Reprint the full listing exactly.

-.-.-

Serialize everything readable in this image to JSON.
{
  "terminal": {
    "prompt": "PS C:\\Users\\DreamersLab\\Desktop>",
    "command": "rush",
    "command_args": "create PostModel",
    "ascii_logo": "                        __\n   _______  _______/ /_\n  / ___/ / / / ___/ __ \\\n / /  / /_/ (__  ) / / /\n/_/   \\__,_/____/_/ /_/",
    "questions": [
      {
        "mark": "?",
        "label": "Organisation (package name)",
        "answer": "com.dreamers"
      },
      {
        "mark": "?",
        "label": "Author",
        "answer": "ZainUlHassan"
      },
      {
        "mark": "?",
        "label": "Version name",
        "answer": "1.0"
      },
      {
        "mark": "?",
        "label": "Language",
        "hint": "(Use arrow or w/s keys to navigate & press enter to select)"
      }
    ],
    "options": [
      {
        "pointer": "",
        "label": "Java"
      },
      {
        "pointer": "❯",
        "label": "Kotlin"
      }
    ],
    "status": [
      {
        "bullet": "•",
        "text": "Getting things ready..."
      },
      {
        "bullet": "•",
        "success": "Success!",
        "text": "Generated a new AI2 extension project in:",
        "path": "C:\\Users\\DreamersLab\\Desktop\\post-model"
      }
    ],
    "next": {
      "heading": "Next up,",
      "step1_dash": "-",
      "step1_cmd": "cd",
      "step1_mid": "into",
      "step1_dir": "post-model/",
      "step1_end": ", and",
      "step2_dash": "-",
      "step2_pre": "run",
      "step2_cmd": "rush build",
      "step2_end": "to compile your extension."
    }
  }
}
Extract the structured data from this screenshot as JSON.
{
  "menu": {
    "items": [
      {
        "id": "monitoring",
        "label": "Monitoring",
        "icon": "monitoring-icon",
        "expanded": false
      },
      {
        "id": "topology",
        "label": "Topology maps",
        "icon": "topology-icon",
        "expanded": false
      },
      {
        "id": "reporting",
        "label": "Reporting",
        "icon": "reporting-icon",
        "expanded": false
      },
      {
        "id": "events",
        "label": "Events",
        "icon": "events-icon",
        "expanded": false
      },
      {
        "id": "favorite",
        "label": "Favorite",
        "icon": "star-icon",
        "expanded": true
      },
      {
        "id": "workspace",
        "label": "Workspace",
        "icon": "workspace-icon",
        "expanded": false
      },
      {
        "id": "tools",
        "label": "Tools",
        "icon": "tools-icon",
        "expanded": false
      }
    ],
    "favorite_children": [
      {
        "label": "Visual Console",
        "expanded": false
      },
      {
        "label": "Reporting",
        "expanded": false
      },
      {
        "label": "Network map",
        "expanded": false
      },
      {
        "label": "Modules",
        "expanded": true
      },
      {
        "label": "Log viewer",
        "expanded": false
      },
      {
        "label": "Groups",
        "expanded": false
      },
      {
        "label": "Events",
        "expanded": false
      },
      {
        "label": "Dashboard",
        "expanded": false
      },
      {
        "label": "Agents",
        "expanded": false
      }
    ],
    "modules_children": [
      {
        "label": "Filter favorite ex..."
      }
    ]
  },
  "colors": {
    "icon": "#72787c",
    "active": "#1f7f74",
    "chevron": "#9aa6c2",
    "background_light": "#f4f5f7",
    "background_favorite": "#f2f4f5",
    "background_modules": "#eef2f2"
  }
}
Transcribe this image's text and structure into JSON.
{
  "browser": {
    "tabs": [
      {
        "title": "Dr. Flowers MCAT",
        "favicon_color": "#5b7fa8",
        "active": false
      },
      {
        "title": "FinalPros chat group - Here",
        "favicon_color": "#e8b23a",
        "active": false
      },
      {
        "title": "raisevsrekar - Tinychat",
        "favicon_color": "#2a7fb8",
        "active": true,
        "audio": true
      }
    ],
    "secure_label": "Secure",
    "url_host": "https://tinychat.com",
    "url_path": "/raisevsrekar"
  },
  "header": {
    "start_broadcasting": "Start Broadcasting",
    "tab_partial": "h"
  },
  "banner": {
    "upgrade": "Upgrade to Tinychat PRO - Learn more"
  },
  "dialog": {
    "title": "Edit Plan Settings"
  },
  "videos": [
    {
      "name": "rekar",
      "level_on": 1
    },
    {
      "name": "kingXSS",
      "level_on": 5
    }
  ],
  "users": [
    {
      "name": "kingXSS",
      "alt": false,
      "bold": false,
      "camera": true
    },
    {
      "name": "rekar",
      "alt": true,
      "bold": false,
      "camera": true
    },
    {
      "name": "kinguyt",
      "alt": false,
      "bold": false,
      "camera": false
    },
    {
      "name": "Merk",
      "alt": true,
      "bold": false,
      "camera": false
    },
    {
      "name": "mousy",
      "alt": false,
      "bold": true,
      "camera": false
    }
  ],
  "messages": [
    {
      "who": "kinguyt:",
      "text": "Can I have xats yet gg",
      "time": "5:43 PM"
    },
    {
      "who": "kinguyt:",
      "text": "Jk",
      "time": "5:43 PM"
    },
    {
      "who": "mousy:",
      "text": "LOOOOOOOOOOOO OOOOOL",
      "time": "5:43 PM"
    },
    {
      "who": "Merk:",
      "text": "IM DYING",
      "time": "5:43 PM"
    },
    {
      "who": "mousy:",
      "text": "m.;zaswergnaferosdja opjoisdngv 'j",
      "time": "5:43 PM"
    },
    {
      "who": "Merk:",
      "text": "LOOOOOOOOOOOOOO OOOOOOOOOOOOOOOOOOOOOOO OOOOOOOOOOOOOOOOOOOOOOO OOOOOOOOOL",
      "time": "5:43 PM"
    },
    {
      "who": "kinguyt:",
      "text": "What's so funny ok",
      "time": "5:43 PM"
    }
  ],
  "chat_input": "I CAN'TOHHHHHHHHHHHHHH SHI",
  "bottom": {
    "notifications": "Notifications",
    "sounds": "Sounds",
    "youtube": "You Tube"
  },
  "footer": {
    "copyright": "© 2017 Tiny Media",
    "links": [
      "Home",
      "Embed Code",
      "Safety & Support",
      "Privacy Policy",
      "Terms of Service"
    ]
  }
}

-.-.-

_Written answer_.
Serialize everything readable in this image to JSON.
{
  "terminal": {
    "prompt": "PS C:\\Users\\DreamersLab\\Desktop>",
    "command": "rush",
    "command_args": "create PostModel",
    "ascii_logo": "                        __\n   _______  _______/ /_\n  / ___/ / / / ___/ __ \\\n / /  / /_/ (__  ) / / /\n/_/   \\__,_/____/_/ /_/",
    "questions": [
      {
        "mark": "?",
        "label": "Organisation (package name)",
        "answer": "com.dreamers"
      },
      {
        "mark": "?",
        "label": "Author",
        "answer": "ZainUlHassan"
      },
      {
        "mark": "?",
        "label": "Version name",
        "answer": "1.0"
      },
      {
        "mark": "?",
        "label": "Language",
        "hint": "(Use arrow or w/s keys to navigate & press enter to select)"
      }
    ],
    "options": [
      {
        "pointer": "",
        "label": "Java"
      },
      {
        "pointer": "❯",
        "label": "Kotlin"
      }
    ],
    "status": [
      {
        "bullet": "•",
        "text": "Getting things ready..."
      },
      {
        "bullet": "•",
        "success": "Success!",
        "text": "Generated a new AI2 extension project in:",
        "path": "C:\\Users\\DreamersLab\\Desktop\\post-model"
      }
    ],
    "next": {
      "heading": "Next up,",
      "step1_dash": "-",
      "step1_cmd": "cd",
      "step1_mid": "into",
      "step1_dir": "post-model/",
      "step1_end": ", and",
      "step2_dash": "-",
      "step2_pre": "run",
      "step2_cmd": "rush build",
      "step2_end": "to compile your extension."
    }
  }
}
Extract the structured data from this screenshot as JSON.
{
  "menu": {
    "items": [
      {
        "id": "monitoring",
        "label": "Monitoring",
        "icon": "monitoring-icon",
        "expanded": false
      },
      {
        "id": "topology",
        "label": "Topology maps",
        "icon": "topology-icon",
        "expanded": false
      },
      {
        "id": "reporting",
        "label": "Reporting",
        "icon": "reporting-icon",
        "expanded": false
      },
      {
        "id": "events",
        "label": "Events",
        "icon": "events-icon",
        "expanded": false
      },
      {
        "id": "favorite",
        "label": "Favorite",
        "icon": "star-icon",
        "expanded": true
      },
      {
        "id": "workspace",
        "label": "Workspace",
        "icon": "workspace-icon",
        "expanded": false
      },
      {
        "id": "tools",
        "label": "Tools",
        "icon": "tools-icon",
        "expanded": false
      }
    ],
    "favorite_children": [
      {
        "label": "Visual Console",
        "expanded": false
      },
      {
        "label": "Reporting",
        "expanded": false
      },
      {
        "label": "Network map",
        "expanded": false
      },
      {
        "label": "Modules",
        "expanded": true
      },
      {
        "label": "Log viewer",
        "expanded": false
      },
      {
        "label": "Groups",
        "expanded": false
      },
      {
        "label": "Events",
        "expanded": false
      },
      {
        "label": "Dashboard",
        "expanded": false
      },
      {
        "label": "Agents",
        "expanded": false
      }
    ],
    "modules_children": [
      {
        "label": "Filter favorite ex..."
      }
    ]
  },
  "colors": {
    "icon": "#72787c",
    "active": "#1f7f74",
    "chevron": "#9aa6c2",
    "background_light": "#f4f5f7",
    "background_favorite": "#f2f4f5",
    "background_modules": "#eef2f2"
  }
}
Transcribe this image's text and structure into JSON.
{
  "browser": {
    "tabs": [
      {
        "title": "Dr. Flowers MCAT",
        "favicon_color": "#5b7fa8",
        "active": false
      },
      {
        "title": "FinalPros chat group - Here",
        "favicon_color": "#e8b23a",
        "active": false
      },
      {
        "title": "raisevsrekar - Tinychat",
        "favicon_color": "#2a7fb8",
        "active": true,
        "audio": true
      }
    ],
    "secure_label": "Secure",
    "url_host": "https://tinychat.com",
    "url_path": "/raisevsrekar"
  },
  "header": {
    "start_broadcasting": "Start Broadcasting",
    "tab_partial": "h"
  },
  "banner": {
    "upgrade": "Upgrade to Tinychat PRO - Learn more"
  },
  "dialog": {
    "title": "Edit Plan Settings"
  },
  "videos": [
    {
      "name": "rekar",
      "level_on": 1
    },
    {
      "name": "kingXSS",
      "level_on": 5
    }
  ],
  "users": [
    {
      "name": "kingXSS",
      "alt": false,
      "bold": false,
      "camera": true
    },
    {
      "name": "rekar",
      "alt": true,
      "bold": false,
      "camera": true
    },
    {
      "name": "kinguyt",
      "alt": false,
      "bold": false,
      "camera": false
    },
    {
      "name": "Merk",
      "alt": true,
      "bold": false,
      "camera": false
    },
    {
      "name": "mousy",
      "alt": false,
      "bold": true,
      "camera": false
    }
  ],
  "messages": [
    {
      "who": "kinguyt:",
      "text": "Can I have xats yet gg",
      "time": "5:43 PM"
    },
    {
      "who": "kinguyt:",
      "text": "Jk",
      "time": "5:43 PM"
    },
    {
      "who": "mousy:",
      "text": "LOOOOOOOOOOOO OOOOOL",
      "time": "5:43 PM"
    },
    {
      "who": "Merk:",
      "text": "IM DYING",
      "time": "5:43 PM"
    },
    {
      "who": "mousy:",
      "text": "m.;zaswergnaferosdja opjoisdngv 'j",
      "time": "5:43 PM"
    },
    {
      "who": "Merk:",
      "text": "LOOOOOOOOOOOOOO OOOOOOOOOOOOOOOOOOOOOOO OOOOOOOOOOOOOOOOOOOOOOO OOOOOOOOOL",
      "time": "5:43 PM"
    },
    {
      "who": "kinguyt:",
      "text": "What's so funny ok",
      "time": "5:43 PM"
    }
  ],
  "chat_input": "I CAN'TOHHHHHHHHHHHHHH SHI",
  "bottom": {
    "notifications": "Notifications",
    "sounds": "Sounds",
    "youtube": "You Tube"
  },
  "footer": {
    "copyright": "© 2017 Tiny Media",
    "links": [
      "Home",
      "Embed Code",
      "Safety & Support",
      "Privacy Policy",
      "Terms of Service"
    ]
  }
}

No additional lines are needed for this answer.